We haven’t heard much of the birth family lately. Although our Christmas was difficult (thank God it’s over), it felt pretty ‘normal’, unlike previous years where the ghosts of Christmases past have definitely been stalking our rooms, clanking their chains and scaring the bejeezus out of us.
Children generally seem to like knowing what’s going to happen and what they’re going to be doing next. It’s reassuring knowledge that takes away some of their uncertainty and helps quieten their anxieties.
But for our children, it can be much more than that. The changes and lack of structure in their early lives can give them a dread of the unknown. The anxiety can be overpowering; the need to know can be desperate.
My one special present under the Christmas tree would be a mini, pocket sized version of our family therapist. I could then pull her out to consult at those moments when I’m a bit lost as to how to respond to our daughter’s more dysregulated moments, or am just in need a bit of a confidence boost.
It’s the first Christmas we have officially been a family of 4. Last year we had a court date in December that we had hoped would finalise the adoption, but a tiny overlooked detail meant that the judge deferred the decision until January. It wasn’t what we had hoped for, but he was still with us and as far as we were concerned he was one of us. It just wasn’t official yet.

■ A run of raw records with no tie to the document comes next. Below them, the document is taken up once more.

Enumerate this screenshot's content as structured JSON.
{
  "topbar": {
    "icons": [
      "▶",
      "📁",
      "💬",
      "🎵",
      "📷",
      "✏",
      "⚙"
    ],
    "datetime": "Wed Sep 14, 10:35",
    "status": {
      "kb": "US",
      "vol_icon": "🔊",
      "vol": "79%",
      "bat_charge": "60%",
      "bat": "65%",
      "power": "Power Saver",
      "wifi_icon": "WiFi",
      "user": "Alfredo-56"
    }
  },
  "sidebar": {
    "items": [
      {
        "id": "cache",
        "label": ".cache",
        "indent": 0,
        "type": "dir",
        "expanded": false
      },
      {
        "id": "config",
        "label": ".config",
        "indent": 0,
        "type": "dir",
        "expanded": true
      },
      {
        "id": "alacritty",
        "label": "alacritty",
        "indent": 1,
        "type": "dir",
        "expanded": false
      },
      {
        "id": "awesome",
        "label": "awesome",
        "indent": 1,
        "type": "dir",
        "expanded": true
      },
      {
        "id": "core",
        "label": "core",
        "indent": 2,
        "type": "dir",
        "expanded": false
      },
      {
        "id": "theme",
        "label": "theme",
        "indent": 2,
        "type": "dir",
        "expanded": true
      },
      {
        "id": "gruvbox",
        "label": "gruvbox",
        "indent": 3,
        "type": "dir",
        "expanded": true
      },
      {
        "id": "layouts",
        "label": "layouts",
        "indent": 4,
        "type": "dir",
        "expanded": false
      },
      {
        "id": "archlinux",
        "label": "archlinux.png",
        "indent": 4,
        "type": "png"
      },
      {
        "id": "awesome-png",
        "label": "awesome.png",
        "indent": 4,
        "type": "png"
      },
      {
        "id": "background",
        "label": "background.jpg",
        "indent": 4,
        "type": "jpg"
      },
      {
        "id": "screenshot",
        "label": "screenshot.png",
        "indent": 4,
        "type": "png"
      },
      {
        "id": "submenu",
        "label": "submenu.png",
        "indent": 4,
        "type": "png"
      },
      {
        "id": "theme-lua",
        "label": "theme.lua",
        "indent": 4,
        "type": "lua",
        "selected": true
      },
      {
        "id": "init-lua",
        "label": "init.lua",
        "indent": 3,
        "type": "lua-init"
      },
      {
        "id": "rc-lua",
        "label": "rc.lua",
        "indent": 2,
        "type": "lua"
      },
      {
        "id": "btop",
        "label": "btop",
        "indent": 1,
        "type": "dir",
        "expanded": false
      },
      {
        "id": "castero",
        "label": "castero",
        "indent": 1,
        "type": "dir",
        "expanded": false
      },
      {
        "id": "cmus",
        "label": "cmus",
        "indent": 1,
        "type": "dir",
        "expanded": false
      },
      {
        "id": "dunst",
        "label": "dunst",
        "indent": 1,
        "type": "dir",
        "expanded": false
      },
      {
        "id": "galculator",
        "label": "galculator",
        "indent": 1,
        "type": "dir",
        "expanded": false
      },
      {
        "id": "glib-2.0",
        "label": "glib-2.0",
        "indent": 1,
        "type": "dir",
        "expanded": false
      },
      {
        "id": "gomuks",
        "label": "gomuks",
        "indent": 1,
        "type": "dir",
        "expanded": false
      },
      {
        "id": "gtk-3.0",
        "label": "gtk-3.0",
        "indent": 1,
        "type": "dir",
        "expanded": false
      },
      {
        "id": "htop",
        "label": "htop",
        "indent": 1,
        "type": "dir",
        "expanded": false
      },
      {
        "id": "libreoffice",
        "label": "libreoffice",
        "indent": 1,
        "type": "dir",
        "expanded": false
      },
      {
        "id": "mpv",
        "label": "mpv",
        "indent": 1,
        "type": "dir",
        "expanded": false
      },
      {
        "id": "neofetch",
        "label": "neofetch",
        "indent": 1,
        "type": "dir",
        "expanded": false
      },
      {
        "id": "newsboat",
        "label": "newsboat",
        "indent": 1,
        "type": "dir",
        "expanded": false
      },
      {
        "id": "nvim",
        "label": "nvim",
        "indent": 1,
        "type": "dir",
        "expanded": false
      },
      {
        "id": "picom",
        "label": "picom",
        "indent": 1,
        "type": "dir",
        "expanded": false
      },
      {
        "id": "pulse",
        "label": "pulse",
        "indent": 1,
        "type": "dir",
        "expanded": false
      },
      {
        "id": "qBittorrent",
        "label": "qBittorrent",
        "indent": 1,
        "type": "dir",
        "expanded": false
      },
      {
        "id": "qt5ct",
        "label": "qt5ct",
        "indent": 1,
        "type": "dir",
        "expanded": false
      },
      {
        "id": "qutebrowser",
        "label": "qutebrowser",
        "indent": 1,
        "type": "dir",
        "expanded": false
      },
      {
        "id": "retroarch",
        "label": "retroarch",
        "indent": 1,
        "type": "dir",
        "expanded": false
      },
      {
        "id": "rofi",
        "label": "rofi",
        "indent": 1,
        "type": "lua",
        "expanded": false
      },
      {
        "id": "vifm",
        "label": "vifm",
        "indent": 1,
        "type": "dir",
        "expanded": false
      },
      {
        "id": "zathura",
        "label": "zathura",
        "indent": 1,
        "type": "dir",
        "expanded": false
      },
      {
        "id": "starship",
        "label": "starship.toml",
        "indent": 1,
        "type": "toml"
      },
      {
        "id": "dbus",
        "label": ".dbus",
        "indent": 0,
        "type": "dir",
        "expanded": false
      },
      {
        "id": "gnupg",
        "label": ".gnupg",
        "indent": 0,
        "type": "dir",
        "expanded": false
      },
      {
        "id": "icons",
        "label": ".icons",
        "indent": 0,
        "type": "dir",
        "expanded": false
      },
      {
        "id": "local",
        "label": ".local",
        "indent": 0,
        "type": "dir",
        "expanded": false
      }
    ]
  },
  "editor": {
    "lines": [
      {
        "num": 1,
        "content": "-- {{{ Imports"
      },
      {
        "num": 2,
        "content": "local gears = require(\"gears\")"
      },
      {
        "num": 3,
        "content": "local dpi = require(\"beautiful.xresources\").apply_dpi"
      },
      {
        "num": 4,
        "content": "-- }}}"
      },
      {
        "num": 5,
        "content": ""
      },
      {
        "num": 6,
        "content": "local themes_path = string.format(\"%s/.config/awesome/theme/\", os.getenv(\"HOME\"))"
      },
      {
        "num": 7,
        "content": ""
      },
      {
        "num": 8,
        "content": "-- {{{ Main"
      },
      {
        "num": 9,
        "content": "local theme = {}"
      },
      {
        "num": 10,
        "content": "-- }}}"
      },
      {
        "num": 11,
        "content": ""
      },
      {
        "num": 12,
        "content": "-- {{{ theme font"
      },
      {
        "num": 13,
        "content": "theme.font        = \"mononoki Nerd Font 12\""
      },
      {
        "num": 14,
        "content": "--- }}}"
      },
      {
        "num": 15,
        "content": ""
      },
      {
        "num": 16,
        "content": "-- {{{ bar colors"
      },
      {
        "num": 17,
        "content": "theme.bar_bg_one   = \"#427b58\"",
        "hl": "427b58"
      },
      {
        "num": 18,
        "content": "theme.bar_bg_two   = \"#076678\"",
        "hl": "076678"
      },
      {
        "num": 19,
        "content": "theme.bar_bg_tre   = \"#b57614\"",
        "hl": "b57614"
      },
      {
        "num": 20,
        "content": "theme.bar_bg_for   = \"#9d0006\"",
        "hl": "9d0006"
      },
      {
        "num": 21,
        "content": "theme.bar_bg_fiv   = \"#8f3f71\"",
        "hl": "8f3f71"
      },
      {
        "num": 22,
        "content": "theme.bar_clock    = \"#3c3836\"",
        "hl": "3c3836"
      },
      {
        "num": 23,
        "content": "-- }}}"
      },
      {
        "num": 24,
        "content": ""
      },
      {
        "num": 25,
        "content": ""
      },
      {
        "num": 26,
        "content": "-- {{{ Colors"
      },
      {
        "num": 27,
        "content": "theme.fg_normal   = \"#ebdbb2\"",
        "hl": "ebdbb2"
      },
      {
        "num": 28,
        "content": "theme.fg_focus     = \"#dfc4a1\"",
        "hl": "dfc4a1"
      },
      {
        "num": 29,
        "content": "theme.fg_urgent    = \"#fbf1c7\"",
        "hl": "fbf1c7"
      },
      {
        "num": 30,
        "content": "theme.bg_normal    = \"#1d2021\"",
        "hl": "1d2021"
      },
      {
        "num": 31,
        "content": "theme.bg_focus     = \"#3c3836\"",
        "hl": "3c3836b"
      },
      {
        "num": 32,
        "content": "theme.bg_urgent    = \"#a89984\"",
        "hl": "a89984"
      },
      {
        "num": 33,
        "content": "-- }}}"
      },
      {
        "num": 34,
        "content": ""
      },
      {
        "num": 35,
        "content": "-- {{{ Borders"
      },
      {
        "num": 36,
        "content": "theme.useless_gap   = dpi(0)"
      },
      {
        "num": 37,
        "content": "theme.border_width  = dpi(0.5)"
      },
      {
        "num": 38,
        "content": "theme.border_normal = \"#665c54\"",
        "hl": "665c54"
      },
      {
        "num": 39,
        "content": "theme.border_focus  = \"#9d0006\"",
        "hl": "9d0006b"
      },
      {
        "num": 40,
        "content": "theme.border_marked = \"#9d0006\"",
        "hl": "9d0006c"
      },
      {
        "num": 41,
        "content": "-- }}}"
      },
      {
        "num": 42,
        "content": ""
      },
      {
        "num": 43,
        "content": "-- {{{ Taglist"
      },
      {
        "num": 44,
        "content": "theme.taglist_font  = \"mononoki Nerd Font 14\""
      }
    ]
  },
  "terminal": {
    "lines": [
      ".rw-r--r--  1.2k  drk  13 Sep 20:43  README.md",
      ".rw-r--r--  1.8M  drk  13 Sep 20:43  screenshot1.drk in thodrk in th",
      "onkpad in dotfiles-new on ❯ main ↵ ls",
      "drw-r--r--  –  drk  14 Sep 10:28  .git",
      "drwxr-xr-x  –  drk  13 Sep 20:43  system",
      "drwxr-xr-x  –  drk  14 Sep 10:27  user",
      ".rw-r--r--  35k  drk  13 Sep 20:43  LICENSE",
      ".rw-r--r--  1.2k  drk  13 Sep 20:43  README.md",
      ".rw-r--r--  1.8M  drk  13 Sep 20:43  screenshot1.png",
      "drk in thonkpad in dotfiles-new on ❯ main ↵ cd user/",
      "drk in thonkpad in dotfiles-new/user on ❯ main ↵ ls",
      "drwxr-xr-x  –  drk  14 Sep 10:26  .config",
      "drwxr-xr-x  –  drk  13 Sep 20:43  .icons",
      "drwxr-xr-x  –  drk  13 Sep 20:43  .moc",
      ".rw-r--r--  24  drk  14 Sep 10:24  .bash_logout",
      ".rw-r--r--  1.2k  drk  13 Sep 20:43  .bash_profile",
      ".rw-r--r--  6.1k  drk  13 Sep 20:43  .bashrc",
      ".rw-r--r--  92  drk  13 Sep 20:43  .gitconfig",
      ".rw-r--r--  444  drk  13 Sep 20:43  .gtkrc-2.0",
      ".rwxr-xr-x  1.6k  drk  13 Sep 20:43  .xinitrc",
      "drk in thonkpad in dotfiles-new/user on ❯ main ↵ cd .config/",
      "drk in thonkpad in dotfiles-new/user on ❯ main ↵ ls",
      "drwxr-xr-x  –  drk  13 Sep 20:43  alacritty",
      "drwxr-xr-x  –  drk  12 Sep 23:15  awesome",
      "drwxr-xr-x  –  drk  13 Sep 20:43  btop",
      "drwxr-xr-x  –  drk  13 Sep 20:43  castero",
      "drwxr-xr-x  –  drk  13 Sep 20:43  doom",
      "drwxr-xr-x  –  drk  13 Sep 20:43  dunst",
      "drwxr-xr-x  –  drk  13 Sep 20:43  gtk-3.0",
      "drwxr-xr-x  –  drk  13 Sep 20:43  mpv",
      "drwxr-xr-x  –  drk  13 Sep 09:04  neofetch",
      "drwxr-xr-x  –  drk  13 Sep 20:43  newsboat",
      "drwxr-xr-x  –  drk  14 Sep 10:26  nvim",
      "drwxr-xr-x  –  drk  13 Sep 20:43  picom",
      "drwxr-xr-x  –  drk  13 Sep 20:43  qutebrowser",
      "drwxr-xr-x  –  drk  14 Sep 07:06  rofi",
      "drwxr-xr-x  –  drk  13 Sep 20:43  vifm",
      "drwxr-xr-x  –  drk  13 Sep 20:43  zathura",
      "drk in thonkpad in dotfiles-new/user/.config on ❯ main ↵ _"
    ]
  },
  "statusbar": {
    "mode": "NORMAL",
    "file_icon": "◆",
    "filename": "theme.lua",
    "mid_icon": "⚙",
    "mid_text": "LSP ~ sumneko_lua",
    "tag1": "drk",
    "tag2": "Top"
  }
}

As I take stock as the year closes and assess where we are as a family, I feel acutely aware and quite sad about one very particular thing. I can see both our children have made big strides this year in terms of learning new skills – from “school stuff” like vocabulary, reading, writing and (possibly!) arithmetic to their chosen creative and sporting pursuits. But emotionally I feel, for our son, his reality has evolved very little.
I don’t have one thing to put under the Christmas tree… I have a few things. I can’t help but be excited for Christmas. I smile and nod when people say it’s for the kids…Raspberry to that! I love it even more that I have children, despite the challenges.